Search the records for the word "icon" and copy each line in which it appears.

□ □ □ □ □ □ □

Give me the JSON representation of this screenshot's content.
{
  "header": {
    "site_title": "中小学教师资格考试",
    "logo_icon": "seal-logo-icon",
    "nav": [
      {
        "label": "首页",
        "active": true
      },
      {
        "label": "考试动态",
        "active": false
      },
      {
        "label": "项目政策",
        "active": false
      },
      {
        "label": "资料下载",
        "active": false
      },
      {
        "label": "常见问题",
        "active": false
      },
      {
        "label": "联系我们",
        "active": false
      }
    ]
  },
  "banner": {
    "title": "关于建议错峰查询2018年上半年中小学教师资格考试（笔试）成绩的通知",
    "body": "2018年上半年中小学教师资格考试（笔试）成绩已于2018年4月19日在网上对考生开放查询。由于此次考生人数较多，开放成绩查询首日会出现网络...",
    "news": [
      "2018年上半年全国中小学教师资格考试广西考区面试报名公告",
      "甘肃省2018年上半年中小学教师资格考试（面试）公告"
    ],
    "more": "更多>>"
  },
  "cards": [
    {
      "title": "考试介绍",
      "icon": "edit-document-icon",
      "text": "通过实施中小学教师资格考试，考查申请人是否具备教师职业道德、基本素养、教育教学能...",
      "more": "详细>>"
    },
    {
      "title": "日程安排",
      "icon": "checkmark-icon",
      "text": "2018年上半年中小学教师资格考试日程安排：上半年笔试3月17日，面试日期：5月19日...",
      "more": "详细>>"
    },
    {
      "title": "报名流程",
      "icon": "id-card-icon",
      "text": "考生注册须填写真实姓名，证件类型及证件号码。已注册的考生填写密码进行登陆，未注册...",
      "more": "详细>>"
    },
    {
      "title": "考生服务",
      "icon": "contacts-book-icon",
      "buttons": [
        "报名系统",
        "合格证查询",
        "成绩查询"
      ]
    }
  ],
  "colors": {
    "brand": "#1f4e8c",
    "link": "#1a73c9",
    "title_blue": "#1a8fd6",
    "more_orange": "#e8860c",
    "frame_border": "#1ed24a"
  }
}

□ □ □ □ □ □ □

=== PROBLEM SOLUTION ===
    "logo_icon": "seal-logo-icon",
      "icon": "edit-document-icon",
      "icon": "checkmark-icon",
      "icon": "id-card-icon",
      "icon": "contacts-book-icon",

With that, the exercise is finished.